The goal of this project is to determine which types of cells and factors in the brain influence excess Abeta deposition in Alzheimer’s patients, using animal models of the disease.

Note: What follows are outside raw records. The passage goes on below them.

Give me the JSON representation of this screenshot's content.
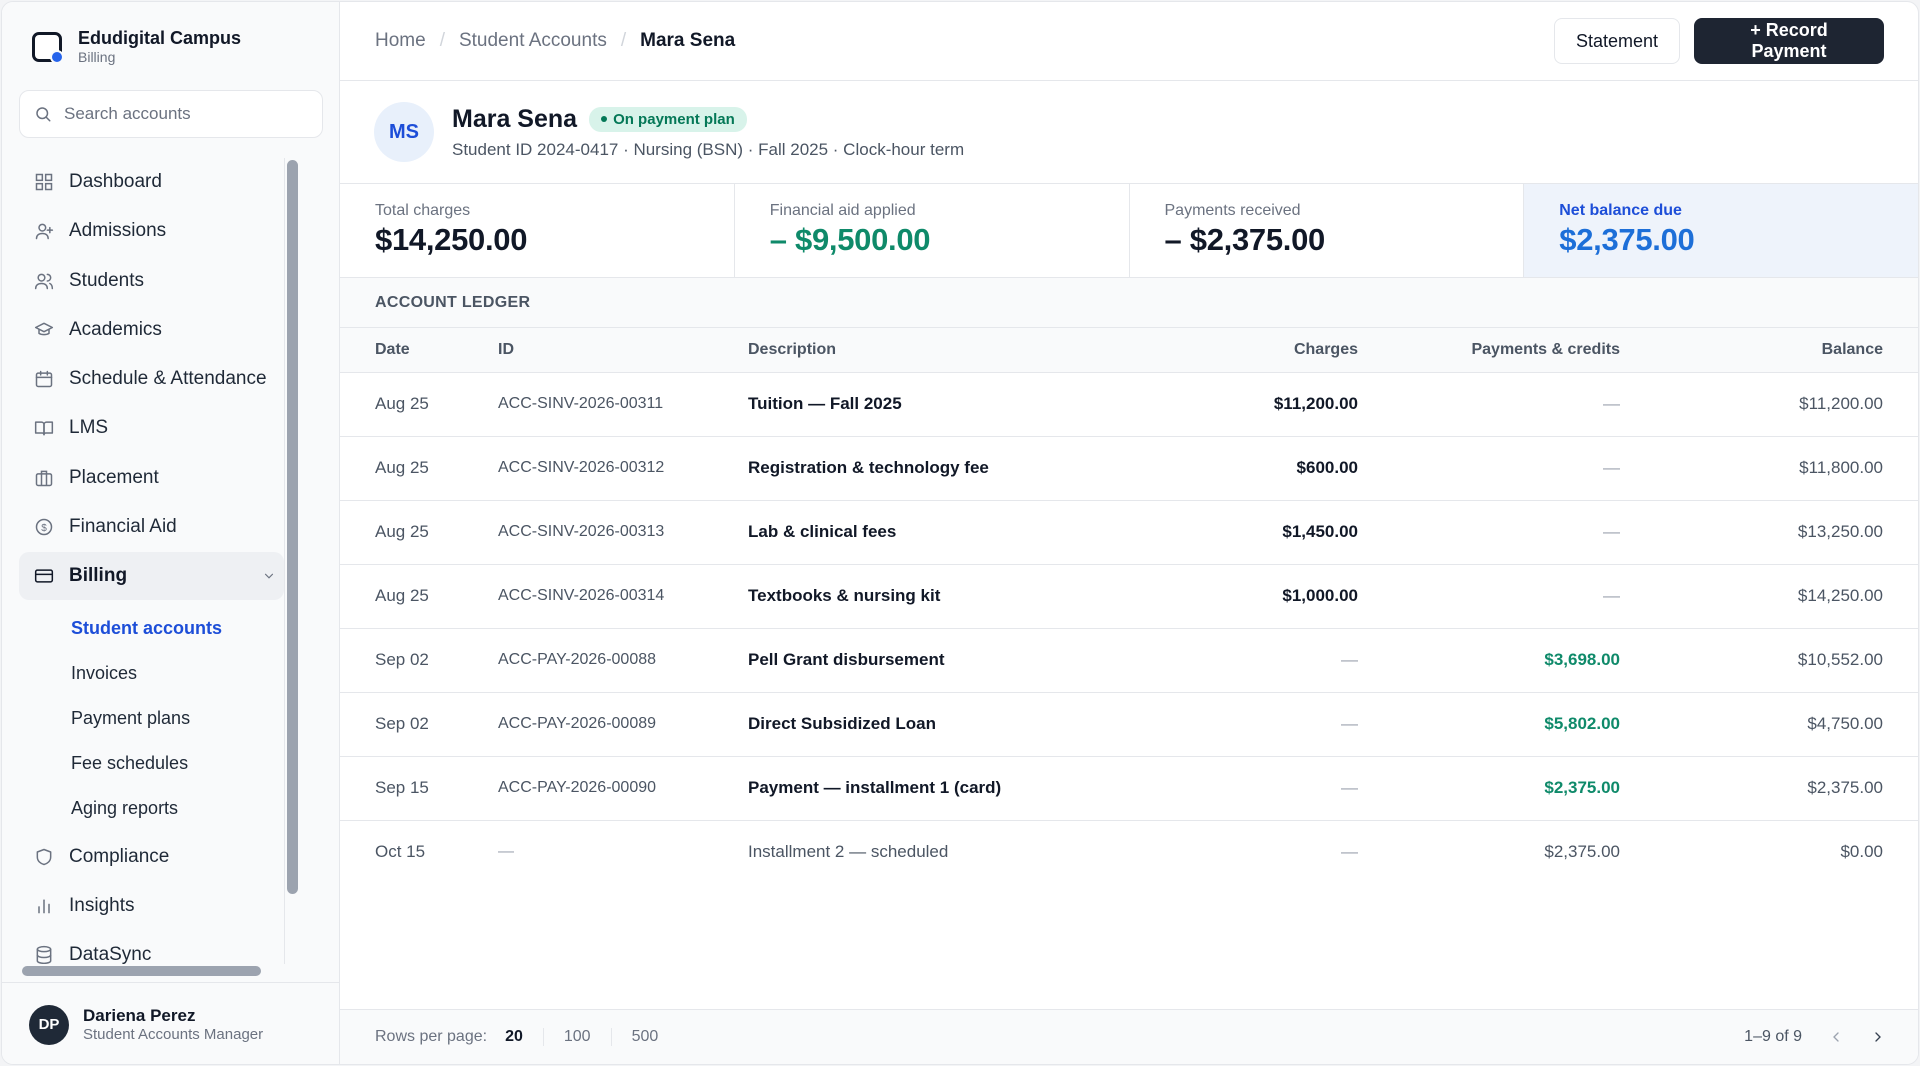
{
  "brand": {
    "name": "Edudigital Campus",
    "module": "Billing"
  },
  "search": {
    "placeholder": "Search accounts"
  },
  "nav": {
    "items": [
      {
        "label": "Dashboard",
        "icon": "grid-icon"
      },
      {
        "label": "Admissions",
        "icon": "user-plus-icon"
      },
      {
        "label": "Students",
        "icon": "users-icon"
      },
      {
        "label": "Academics",
        "icon": "graduation-cap-icon"
      },
      {
        "label": "Schedule & Attendance",
        "icon": "calendar-icon"
      },
      {
        "label": "LMS",
        "icon": "book-icon"
      },
      {
        "label": "Placement",
        "icon": "briefcase-icon"
      },
      {
        "label": "Financial Aid",
        "icon": "dollar-circle-icon"
      },
      {
        "label": "Billing",
        "icon": "credit-card-icon",
        "active": true
      }
    ],
    "billing_sub": [
      {
        "label": "Student accounts",
        "active": true
      },
      {
        "label": "Invoices"
      },
      {
        "label": "Payment plans"
      },
      {
        "label": "Fee schedules"
      },
      {
        "label": "Aging reports"
      }
    ],
    "after": [
      {
        "label": "Compliance",
        "icon": "shield-icon"
      },
      {
        "label": "Insights",
        "icon": "bar-chart-icon"
      },
      {
        "label": "DataSync",
        "icon": "database-icon"
      }
    ]
  },
  "user": {
    "initials": "DP",
    "name": "Dariena Perez",
    "role": "Student Accounts Manager"
  },
  "breadcrumb": {
    "home": "Home",
    "section": "Student Accounts",
    "current": "Mara Sena"
  },
  "actions": {
    "statement": "Statement",
    "record_payment": "+ Record Payment"
  },
  "student": {
    "initials": "MS",
    "name": "Mara Sena",
    "status": "On payment plan",
    "meta": "Student ID 2024-0417 · Nursing (BSN) · Fall 2025 · Clock-hour term"
  },
  "stats": {
    "total_charges": {
      "label": "Total charges",
      "value": "$14,250.00"
    },
    "financial_aid": {
      "label": "Financial aid applied",
      "value": "– $9,500.00"
    },
    "payments": {
      "label": "Payments received",
      "value": "– $2,375.00"
    },
    "net_balance": {
      "label": "Net balance due",
      "value": "$2,375.00"
    }
  },
  "ledger": {
    "title": "ACCOUNT LEDGER",
    "columns": {
      "date": "Date",
      "id": "ID",
      "description": "Description",
      "charges": "Charges",
      "payments": "Payments & credits",
      "balance": "Balance"
    },
    "rows": [
      {
        "date": "Aug 25",
        "id": "ACC-SINV-2026-00311",
        "description": "Tuition — Fall 2025",
        "charges": "$11,200.00",
        "payments": "—",
        "balance": "$11,200.00"
      },
      {
        "date": "Aug 25",
        "id": "ACC-SINV-2026-00312",
        "description": "Registration & technology fee",
        "charges": "$600.00",
        "payments": "—",
        "balance": "$11,800.00"
      },
      {
        "date": "Aug 25",
        "id": "ACC-SINV-2026-00313",
        "description": "Lab & clinical fees",
        "charges": "$1,450.00",
        "payments": "—",
        "balance": "$13,250.00"
      },
      {
        "date": "Aug 25",
        "id": "ACC-SINV-2026-00314",
        "description": "Textbooks & nursing kit",
        "charges": "$1,000.00",
        "payments": "—",
        "balance": "$14,250.00"
      },
      {
        "date": "Sep 02",
        "id": "ACC-PAY-2026-00088",
        "description": "Pell Grant disbursement",
        "charges": "—",
        "payments": "$3,698.00",
        "balance": "$10,552.00"
      },
      {
        "date": "Sep 02",
        "id": "ACC-PAY-2026-00089",
        "description": "Direct Subsidized Loan",
        "charges": "—",
        "payments": "$5,802.00",
        "balance": "$4,750.00"
      },
      {
        "date": "Sep 15",
        "id": "ACC-PAY-2026-00090",
        "description": "Payment — installment 1 (card)",
        "charges": "—",
        "payments": "$2,375.00",
        "balance": "$2,375.00"
      },
      {
        "date": "Oct 15",
        "id": "—",
        "description": "Installment 2 — scheduled",
        "charges": "—",
        "payments": "$2,375.00",
        "balance": "$0.00"
      }
    ]
  },
  "footer": {
    "rows_per_page_label": "Rows per page:",
    "options": [
      "20",
      "100",
      "500"
    ],
    "range": "1–9 of 9"
  },
  "colors": {
    "accent": "#1d4ed8",
    "credit_green": "#0f8a6a",
    "primary_button": "#1e2532"
  }
}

Alzheimer’s disease (AD) is a progressive neurodegenerative disease characterized by impairments in memory and cognition, neuronal loss and deposition of Abeta peptides that are derived from larger amyloid precursor proteins (APP). Rare, familial, early-onset autosomal dominant forms of Alzheimer’s disease (FAD) are caused by mutations in genes encoding APP, presenilin-1 (PS1) and presenilin-2 (PS2), polypeptides that are expressed ubiquitously in all central nervous system cell types and in peripheral organs. Transgenic animal (mouse) models for Alzheimer’s recapitulate the histological, synaptic and memory deficits that are classically associated with the human disorder. The goal of this project is to employ genetic and molecular strategies to test for the effects of FAD mutations in specific types of cells in the brains of Alzheimer’s animal models. The hypothesis is that deposition of Abeta in the brain can be influenced by various factors that are secreted not only by nerve cells, but other cells, e.g. glial cell in the neighborhood of the nerve cells. If they can identify which cell populations influence Abeta deposition, future studies will be aimed at identifying the exact factors that mediate Abeta deposition in animal models of Alzheimer’s disease. These factors then could guide novel drug discovery efforts to treat and prevent Alzheimer’s disease.